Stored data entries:
----
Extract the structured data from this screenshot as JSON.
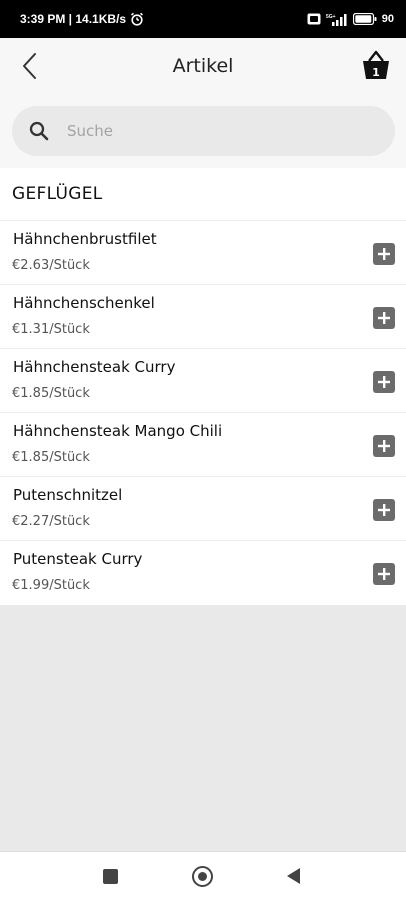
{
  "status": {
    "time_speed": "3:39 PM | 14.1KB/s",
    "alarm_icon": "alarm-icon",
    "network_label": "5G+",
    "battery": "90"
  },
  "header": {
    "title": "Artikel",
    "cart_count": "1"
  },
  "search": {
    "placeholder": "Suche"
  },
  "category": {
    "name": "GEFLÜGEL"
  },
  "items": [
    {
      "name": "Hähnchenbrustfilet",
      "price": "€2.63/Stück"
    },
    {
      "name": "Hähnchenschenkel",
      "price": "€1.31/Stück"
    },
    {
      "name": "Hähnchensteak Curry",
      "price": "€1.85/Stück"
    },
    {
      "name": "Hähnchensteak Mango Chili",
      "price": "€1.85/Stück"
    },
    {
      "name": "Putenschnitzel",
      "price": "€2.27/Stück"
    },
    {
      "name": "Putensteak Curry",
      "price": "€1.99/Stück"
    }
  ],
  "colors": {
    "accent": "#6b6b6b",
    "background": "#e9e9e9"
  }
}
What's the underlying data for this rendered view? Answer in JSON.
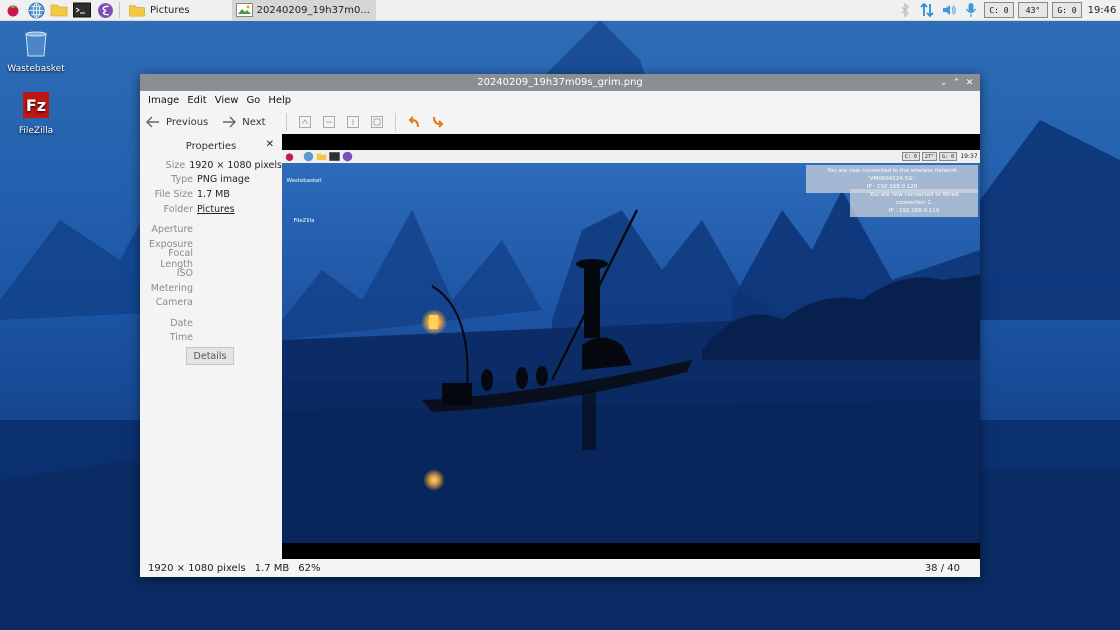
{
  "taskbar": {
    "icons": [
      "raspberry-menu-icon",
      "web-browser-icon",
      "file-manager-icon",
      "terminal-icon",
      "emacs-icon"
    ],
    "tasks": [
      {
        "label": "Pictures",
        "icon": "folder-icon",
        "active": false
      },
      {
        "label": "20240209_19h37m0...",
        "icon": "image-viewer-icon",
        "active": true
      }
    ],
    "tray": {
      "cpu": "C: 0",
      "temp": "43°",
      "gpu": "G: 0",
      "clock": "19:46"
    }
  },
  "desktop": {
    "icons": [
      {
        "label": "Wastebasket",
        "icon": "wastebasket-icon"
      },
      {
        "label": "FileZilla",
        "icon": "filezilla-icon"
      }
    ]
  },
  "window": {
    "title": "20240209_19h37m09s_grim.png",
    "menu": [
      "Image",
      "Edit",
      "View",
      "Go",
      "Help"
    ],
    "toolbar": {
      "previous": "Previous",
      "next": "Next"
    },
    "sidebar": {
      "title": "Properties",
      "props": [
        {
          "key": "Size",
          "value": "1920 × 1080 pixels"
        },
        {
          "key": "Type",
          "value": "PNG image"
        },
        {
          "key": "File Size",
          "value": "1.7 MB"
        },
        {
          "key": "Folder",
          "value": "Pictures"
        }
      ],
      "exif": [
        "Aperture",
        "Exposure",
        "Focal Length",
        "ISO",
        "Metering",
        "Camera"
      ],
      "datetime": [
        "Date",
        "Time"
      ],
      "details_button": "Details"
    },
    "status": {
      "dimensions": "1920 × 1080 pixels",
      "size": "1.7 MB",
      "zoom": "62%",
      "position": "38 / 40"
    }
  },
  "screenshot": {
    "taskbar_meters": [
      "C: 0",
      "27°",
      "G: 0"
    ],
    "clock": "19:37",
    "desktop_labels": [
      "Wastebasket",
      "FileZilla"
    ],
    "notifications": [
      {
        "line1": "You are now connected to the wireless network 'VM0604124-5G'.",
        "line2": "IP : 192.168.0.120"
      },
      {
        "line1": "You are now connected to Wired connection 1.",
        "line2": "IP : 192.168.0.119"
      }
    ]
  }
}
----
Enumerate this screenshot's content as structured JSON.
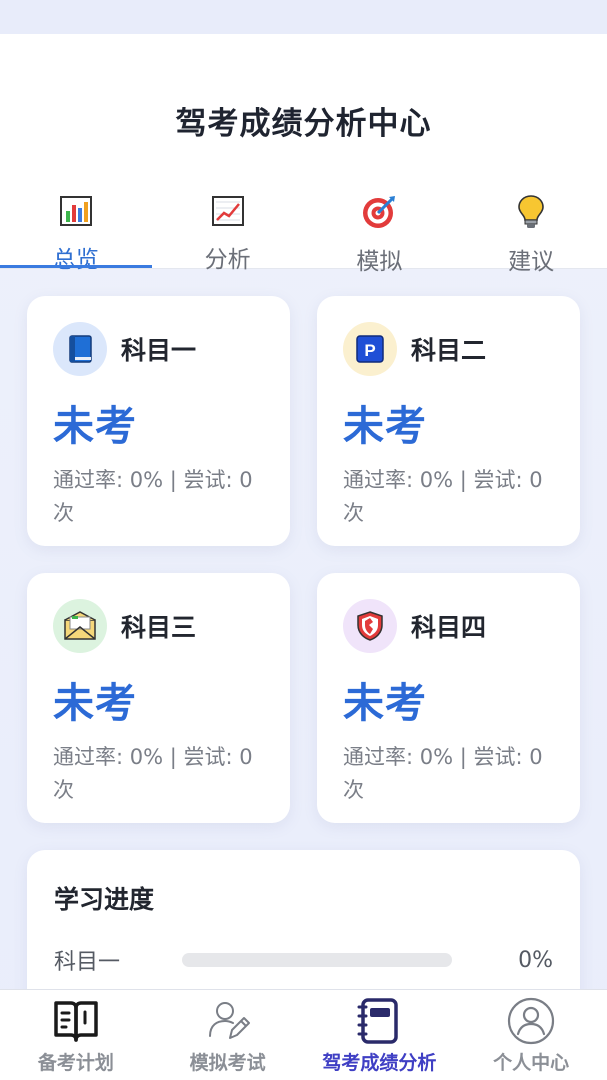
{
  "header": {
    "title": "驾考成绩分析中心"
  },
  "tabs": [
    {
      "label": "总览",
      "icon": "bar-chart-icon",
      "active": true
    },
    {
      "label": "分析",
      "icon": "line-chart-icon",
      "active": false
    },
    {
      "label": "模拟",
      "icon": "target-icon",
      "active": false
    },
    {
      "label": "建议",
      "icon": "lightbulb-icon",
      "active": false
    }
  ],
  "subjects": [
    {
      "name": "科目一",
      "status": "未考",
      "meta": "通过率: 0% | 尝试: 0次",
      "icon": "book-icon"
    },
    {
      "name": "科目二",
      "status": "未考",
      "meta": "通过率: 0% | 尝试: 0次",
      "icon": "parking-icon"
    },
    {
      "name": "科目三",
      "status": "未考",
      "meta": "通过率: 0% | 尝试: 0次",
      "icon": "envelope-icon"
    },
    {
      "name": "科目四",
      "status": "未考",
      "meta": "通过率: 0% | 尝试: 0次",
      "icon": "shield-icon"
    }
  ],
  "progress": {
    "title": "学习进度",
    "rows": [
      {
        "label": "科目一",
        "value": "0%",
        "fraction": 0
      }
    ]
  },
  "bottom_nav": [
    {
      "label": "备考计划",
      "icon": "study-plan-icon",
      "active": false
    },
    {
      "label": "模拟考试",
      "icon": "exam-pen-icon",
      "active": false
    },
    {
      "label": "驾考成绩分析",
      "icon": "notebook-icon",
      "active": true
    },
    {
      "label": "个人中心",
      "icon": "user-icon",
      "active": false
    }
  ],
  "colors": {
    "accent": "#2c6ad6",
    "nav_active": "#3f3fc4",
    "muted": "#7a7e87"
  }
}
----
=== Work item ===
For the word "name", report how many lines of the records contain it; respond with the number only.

=== The answer ===
11